Her own fieldwork for PhD revealed a strong network of highly skilled Algerian women living and working outside Algeria. This diaspora network mobilised during the recent Hirak social movement, supporting their peers back home. Equally important is that among the 500 Algerian PhD students currently in the UK on Algerian government scholarships, around 80% are young women. Most have chosen research topics on education, feminism and or tackling neo-colonialism. For them, the future of Algeria is promising, if freed from patriarchy, corruption and bureaucracy.
Sustainability, venture creation and youth empowerment
Sami then spoke about the importance of youth engagement to achieve the sustainable development goals, through initiatives such as small businesses, associations, student clubs and events. Sami shared his experience as founder of a tech-based social enterprise that aimed to reduce 30% of food waste in staff canteens.
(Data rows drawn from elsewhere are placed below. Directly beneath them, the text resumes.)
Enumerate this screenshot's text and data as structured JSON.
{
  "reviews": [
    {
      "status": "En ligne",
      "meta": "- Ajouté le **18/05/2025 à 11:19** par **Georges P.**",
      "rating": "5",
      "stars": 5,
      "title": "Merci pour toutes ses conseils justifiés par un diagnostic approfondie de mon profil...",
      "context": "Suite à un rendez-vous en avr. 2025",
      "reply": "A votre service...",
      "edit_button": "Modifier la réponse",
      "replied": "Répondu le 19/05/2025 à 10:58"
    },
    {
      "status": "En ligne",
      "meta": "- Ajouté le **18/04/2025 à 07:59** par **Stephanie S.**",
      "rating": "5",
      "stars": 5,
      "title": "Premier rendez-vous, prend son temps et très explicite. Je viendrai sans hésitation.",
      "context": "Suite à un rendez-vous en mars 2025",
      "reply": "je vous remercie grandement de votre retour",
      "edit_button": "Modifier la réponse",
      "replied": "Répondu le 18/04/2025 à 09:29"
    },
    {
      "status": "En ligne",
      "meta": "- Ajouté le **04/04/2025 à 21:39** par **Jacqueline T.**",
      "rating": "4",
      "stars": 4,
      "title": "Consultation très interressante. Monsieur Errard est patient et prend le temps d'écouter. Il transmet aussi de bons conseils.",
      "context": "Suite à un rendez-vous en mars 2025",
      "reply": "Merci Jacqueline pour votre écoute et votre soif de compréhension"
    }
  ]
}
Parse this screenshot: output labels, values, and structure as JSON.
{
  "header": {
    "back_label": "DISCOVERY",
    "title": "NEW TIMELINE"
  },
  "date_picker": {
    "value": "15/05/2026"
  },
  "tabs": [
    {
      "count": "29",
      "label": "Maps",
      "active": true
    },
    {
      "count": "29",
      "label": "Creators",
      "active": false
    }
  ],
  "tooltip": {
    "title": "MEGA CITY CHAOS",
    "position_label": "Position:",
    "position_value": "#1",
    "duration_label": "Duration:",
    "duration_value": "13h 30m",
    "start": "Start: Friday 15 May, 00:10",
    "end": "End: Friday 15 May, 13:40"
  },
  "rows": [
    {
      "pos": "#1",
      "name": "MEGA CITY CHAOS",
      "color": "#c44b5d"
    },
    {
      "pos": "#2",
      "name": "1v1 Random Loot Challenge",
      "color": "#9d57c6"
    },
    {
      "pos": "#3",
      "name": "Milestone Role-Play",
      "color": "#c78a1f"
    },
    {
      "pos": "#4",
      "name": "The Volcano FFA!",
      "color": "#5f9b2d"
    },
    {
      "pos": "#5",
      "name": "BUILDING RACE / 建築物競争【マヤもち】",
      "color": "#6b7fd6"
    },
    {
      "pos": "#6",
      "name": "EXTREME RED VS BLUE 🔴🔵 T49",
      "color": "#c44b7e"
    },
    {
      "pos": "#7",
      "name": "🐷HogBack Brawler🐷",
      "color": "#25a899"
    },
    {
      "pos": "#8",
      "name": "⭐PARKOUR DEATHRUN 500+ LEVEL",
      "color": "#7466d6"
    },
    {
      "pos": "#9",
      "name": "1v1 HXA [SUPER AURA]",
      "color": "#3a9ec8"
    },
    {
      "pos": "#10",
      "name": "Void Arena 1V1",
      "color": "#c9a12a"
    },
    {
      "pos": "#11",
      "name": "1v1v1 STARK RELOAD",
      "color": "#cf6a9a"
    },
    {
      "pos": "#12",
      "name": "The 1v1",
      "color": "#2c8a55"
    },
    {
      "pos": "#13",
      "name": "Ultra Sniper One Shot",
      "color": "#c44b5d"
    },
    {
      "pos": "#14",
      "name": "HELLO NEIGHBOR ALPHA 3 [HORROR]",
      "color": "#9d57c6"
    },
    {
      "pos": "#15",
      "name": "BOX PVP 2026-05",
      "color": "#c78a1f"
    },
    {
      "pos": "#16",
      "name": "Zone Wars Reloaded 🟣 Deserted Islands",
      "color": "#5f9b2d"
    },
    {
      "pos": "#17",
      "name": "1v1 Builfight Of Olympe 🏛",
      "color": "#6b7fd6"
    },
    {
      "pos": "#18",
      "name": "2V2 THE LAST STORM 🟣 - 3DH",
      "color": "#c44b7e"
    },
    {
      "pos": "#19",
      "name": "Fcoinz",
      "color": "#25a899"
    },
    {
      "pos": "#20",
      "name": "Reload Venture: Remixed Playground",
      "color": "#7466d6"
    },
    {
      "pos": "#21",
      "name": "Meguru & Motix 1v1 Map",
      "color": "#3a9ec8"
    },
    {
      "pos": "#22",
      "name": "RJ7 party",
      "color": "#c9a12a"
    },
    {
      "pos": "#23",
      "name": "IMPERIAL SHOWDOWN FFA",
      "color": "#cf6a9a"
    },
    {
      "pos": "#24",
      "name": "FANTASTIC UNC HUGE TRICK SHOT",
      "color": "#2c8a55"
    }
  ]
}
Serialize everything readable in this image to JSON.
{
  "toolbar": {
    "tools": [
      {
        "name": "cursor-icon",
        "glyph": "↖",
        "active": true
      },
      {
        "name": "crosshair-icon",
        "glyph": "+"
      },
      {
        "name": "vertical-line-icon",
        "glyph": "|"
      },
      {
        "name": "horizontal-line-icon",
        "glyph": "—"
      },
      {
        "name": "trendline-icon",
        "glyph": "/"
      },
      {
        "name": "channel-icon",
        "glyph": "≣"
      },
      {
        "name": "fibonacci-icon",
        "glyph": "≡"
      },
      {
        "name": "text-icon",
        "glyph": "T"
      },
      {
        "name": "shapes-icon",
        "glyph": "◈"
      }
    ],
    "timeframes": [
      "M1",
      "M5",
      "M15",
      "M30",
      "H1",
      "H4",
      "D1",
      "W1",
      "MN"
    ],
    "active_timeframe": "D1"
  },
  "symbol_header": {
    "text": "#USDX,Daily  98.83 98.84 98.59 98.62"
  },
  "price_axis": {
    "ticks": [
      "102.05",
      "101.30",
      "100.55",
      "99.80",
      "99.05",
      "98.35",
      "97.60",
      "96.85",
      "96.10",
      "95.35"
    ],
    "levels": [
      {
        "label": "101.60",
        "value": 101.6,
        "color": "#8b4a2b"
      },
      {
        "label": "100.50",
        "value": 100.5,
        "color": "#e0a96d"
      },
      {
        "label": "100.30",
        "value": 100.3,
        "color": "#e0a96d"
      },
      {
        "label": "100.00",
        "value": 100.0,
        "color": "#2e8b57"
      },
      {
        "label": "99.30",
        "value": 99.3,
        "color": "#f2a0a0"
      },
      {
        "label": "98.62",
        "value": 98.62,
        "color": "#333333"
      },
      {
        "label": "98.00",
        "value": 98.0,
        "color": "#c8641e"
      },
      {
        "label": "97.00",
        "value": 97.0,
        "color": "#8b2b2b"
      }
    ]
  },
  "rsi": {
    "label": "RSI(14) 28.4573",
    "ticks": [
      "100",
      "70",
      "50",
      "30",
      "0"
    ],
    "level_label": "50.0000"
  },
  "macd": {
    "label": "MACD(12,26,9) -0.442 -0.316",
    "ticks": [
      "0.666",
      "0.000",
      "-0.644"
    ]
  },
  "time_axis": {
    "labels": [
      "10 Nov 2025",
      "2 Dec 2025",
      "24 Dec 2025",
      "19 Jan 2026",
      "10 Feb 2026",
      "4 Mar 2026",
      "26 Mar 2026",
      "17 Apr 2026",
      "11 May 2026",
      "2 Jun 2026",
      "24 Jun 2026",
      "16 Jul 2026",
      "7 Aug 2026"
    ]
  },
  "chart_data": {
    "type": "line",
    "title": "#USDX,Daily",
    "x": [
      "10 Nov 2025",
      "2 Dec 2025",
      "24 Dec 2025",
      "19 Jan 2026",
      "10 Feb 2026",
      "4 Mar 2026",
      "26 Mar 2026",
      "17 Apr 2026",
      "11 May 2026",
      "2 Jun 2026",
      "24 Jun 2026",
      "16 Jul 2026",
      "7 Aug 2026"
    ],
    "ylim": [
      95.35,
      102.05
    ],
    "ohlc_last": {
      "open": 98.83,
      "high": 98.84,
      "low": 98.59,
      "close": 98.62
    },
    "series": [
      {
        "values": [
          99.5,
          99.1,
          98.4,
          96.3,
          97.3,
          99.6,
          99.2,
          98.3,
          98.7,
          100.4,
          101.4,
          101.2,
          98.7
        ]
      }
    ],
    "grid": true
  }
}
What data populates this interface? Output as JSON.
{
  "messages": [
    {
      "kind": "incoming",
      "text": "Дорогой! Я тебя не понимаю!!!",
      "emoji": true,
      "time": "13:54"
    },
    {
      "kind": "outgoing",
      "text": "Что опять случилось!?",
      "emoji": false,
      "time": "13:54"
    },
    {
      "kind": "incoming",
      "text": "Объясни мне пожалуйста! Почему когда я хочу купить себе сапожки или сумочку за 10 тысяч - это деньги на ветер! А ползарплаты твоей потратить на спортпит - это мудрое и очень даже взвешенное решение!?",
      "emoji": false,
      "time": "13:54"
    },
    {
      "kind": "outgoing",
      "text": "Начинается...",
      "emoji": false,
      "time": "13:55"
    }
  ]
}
Sami’s online app to reduce food waste in company canteens
Facing multiple challenges Sami, presented valuable insights into how the ecosystem of support to sustainable SMEs is not working and opened the horizon to collaborate, cooperate and co-create through innovative solutions.
The positive side of having major problems in a country, related to poverty, education, health care, environment and women’s equality, is that it pushes us to work on meaningful projects and this is what we as humans aspire to do. Sami Mehiaoui, Algerian social entrepreneur
Jessica, Sami and Latefa speak about Youth Leadership
Challenges and opportunities for youth leadership
The panellists discussed major challenges facing youth and women today in both contexts, noting similarities, particularly in the need to create opportunities, livelihoods and hope. They raised questions around societal norms, expectations and the importance of a systemic approach to building skills, confidence and innovation.
New forms of activism are emerging and youth have a strong desire to create. SLK has launched initiatives such as CreAct which can inspire and empower in Kosovo and similar contexts. Their movement called #MoseMerrMalin (do not take the mountain) influences action to protect and regenerate loss of forest.
The need to move away from seed funding to lasting sustainable businesses was another challenge. Whereas international finance existed in Kosovo, this had been a double-edged sword. Dependency on that prevented some organizations taking up more ambitious projects.
The panel ended by giving the opportunity to Professor Matt Qvortrupp to launch his book Winners or Losers: Which countries are successful and why? Exploring what makes a country a “better place to live” Professor Qvortrupp’s findings will be of interest to social scientists across borders and policy makers thinking about how we can create transformation and incentivize positive change.
Sami with Prof Matt Qvortrupp